[Interface dataset entries]
● ● ●

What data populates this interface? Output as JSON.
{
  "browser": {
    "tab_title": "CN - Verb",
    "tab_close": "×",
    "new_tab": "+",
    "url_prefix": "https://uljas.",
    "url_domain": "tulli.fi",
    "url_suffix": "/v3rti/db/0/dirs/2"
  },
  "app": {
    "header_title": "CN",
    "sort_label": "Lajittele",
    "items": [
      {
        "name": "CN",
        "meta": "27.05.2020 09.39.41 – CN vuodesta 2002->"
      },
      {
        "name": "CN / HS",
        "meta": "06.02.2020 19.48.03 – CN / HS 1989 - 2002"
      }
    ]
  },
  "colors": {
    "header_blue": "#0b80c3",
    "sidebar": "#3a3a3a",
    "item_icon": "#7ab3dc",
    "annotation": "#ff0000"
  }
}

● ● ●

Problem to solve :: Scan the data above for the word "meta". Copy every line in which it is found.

Solution for this task ::
        "meta": "27.05.2020 09.39.41 – CN vuodesta 2002->"
        "meta": "06.02.2020 19.48.03 – CN / HS 1989 - 2002"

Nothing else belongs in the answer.